One of his goals in the beginning was to increase the ranks of the volunteers. In 1982, the department boasted 60. Five years ago, there were 20. They’re now at 22, but that number will almost double once summer’s over, he said.
When he started, the department received about 300 calls each year; today that has more than doubled.
It’s a bittersweet departure, Sharp said, of the department, his friends, the community and his hometown.
When the economy crashed and the city budget got tight, Sharp was asked by city officials what it would take to get him to retire. It was a slap in the face.
“I like this job; I like the people,” he said. “I grew up in this community; why would I want to leave?”
He understood the dilemma facing the city, and began thinking about departing.
“I had always told myself, when it came to a point where it wasn’t fun, it was time to go,” he said. “The administration and operations, I could do forever. The politics and bureaucracy wasn’t fun.
“But the planets have lined up and I just know it’s time,” he said with a smile. “It’s emotionally hard. It’s the unknown, too. This job is 24 hours a day, seven days a week, 365 days a year; I’ve grown comfortable with it. To take my hat off, my badge off, and go be just Bill Sharp moving to Alaska is scary.”
Then again, he’s worked in a field known for its fear factor.

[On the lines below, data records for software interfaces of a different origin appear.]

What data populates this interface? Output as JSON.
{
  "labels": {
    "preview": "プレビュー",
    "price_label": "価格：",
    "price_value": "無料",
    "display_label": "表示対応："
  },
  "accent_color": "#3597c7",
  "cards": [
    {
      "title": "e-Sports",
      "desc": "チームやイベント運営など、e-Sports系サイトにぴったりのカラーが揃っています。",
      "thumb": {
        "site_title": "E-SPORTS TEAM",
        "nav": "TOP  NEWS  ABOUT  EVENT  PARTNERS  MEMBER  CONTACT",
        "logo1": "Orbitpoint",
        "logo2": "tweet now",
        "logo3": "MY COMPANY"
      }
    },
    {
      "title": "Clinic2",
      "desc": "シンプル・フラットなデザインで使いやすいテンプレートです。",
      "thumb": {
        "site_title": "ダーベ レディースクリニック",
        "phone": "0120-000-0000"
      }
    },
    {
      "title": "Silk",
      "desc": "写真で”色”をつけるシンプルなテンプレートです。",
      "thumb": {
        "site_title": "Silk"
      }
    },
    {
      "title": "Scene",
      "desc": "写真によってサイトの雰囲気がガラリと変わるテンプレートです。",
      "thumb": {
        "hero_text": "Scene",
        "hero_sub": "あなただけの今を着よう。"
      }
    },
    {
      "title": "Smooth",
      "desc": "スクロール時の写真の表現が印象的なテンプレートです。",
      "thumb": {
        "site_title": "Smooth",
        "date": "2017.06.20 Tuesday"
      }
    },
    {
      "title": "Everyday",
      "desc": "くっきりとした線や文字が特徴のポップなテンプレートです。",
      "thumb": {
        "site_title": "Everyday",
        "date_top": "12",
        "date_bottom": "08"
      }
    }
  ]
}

“OK. I’ve always kind of lived on the edge – and like it,” he said. “What a blessing. I started mowing lawns at $6 an hour to wearing a badge and being part of the community. And here I am retiring.”
He attributes his success to the community, his family and his volunteers.
“Of course it isn’t about me,” he said. “It’s entirely about my officers and the volunteer department members. All my successes and achievements are directly related to the support and involvement of our volunteers. The department doesn’t function or exist without their involvement or effort.”
Seeing them grow and join to provide for the welfare and safety of the community in which he was raised is a point of pride, as well.
“To mentor, to invest in a person, to watch them grow, to leave the department better than when they came in, all because I had the opportunity to invest in them. …” he said. “It’s a pretty cool thing.”
It’s mutual, as well, he noted. Sharp posted news of his retirement on Facebook and for four days received comments that made him laugh and cry – and laugh and cry again.
“The lives I’ve touched and vice-versa,” he said. “Without any question, those are my fondest memories. There are a lot of memories in this town.
It’s been a good ride.”